## Exercise instructions
Look through the records below and collect all lines that hold the string "aéreo".

## Material shown
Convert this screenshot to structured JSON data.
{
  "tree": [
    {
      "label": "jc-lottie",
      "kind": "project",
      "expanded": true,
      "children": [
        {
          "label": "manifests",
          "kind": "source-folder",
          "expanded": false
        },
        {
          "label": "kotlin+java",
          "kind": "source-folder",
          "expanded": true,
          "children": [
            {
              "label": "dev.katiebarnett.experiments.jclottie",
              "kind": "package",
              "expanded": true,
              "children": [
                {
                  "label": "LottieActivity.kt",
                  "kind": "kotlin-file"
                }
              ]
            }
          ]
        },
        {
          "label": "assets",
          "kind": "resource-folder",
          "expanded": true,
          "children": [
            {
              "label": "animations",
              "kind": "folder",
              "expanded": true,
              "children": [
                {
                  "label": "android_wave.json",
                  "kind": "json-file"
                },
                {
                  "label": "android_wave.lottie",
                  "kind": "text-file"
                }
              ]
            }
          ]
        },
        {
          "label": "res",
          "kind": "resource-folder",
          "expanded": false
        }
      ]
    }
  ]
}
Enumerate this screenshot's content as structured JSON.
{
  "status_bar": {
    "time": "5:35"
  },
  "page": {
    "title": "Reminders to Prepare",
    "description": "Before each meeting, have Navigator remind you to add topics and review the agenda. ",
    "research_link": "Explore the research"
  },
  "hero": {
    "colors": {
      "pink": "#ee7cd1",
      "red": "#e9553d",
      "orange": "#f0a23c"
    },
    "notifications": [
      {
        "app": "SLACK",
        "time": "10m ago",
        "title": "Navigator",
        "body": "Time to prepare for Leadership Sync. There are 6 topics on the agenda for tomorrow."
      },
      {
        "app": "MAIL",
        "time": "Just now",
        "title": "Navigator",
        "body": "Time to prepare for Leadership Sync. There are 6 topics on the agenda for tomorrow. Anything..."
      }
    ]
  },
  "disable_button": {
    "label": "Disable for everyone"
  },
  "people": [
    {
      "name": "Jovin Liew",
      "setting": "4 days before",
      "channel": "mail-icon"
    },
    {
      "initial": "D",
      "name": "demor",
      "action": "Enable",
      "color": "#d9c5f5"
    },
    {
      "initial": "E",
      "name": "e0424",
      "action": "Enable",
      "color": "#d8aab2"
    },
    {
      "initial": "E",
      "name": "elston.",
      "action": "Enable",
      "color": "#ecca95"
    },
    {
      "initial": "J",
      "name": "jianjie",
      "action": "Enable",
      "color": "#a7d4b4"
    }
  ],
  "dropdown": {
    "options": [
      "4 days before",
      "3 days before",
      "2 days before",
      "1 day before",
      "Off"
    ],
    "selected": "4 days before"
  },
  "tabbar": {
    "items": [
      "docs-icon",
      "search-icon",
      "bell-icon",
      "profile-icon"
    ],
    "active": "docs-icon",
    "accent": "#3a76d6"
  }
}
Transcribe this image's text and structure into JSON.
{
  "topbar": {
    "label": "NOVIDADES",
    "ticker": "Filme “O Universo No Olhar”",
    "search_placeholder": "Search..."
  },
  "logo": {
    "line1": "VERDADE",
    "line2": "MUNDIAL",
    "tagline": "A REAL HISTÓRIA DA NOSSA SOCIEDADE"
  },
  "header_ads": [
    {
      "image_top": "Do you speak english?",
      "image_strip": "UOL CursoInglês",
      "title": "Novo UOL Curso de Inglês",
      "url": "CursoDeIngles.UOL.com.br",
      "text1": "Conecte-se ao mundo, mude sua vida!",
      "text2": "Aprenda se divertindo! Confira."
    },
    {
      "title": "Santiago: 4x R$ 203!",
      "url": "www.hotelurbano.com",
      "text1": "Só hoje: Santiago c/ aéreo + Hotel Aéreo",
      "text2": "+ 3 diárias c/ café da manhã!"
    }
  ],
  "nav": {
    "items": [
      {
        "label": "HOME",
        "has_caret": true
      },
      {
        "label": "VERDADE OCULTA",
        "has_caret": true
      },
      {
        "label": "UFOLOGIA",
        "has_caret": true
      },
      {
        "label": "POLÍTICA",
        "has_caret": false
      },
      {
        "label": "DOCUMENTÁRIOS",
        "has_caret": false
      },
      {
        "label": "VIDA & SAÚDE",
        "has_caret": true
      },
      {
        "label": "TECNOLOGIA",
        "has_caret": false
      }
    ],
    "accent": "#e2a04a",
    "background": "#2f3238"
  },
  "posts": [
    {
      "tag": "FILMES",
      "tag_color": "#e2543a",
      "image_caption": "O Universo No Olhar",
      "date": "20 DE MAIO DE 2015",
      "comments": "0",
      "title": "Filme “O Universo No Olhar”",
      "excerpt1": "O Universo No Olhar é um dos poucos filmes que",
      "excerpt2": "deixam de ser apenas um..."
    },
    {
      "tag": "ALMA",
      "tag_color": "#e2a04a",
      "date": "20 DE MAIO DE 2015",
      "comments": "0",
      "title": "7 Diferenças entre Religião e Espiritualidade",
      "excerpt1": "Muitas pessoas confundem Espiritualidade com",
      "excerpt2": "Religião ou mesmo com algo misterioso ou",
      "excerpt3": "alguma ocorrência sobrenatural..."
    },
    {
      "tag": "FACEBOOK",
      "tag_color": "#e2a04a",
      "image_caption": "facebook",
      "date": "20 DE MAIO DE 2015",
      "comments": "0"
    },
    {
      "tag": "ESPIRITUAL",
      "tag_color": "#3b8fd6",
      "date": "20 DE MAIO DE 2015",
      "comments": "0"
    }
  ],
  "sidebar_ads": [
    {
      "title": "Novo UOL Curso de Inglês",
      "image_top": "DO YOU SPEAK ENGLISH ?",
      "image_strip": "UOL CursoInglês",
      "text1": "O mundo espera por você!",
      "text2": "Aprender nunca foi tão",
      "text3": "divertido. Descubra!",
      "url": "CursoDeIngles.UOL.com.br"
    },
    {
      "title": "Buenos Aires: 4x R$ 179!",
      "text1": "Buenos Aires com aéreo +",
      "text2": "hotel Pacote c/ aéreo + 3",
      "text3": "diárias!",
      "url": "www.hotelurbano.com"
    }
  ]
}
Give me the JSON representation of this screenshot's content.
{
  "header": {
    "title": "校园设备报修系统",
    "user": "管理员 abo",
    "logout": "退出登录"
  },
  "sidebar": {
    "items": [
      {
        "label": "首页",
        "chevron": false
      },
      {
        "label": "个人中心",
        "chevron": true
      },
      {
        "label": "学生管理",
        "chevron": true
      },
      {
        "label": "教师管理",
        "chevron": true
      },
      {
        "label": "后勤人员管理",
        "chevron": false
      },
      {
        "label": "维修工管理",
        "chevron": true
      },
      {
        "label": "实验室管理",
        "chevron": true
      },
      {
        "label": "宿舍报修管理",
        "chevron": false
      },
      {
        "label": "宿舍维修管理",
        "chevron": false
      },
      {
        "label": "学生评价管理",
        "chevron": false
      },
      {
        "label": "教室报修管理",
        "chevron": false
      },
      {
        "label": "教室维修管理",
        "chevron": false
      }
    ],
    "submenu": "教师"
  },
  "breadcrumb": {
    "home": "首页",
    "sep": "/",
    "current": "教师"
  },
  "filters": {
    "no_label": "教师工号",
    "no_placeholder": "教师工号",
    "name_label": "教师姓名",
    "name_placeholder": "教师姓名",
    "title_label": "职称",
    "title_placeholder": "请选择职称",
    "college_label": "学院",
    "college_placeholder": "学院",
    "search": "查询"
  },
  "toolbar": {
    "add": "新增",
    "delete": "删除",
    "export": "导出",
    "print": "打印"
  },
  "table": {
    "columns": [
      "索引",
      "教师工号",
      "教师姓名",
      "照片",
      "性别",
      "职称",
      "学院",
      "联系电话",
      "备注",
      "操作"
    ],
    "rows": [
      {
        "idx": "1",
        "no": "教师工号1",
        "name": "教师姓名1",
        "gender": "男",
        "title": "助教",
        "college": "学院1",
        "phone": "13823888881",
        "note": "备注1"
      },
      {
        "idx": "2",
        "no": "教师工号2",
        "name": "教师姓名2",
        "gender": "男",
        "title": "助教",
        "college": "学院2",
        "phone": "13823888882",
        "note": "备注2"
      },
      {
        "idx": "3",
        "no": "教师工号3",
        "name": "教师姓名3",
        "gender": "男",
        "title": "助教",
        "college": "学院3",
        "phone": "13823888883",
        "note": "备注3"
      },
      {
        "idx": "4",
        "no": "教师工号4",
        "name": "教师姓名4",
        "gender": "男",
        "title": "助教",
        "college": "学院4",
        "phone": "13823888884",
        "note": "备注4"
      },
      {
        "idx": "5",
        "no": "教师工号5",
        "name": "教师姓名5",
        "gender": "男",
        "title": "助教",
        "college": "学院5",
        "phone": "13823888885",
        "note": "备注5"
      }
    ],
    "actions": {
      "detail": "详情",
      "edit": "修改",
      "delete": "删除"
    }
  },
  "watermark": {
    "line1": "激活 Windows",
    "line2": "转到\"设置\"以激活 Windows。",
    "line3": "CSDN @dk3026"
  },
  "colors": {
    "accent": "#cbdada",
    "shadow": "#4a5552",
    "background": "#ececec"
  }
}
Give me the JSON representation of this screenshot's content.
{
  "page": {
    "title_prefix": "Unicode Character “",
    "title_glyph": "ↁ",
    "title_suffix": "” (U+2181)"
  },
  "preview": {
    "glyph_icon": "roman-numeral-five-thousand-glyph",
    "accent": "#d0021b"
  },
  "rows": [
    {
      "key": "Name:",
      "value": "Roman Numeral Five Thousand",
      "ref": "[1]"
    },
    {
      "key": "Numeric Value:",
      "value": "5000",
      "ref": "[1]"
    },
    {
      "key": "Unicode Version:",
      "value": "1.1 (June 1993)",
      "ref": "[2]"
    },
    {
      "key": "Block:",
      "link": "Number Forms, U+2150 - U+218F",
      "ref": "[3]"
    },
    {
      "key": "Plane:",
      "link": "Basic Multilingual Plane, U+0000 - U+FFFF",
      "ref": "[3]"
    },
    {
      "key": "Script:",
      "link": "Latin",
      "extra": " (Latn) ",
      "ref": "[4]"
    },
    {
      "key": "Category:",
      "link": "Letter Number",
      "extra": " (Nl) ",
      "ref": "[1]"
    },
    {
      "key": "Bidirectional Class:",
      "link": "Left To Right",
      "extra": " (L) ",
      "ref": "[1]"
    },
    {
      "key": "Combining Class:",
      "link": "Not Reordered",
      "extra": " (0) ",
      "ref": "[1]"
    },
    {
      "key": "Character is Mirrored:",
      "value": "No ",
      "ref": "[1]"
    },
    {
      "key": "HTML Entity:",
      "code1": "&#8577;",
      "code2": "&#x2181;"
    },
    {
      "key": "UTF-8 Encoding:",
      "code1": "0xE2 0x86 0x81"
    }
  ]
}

## Solution
      "text1": "Só hoje: Santiago c/ aéreo + Hotel Aéreo",
      "text1": "Buenos Aires com aéreo +",
      "text2": "hotel Pacote c/ aéreo + 3",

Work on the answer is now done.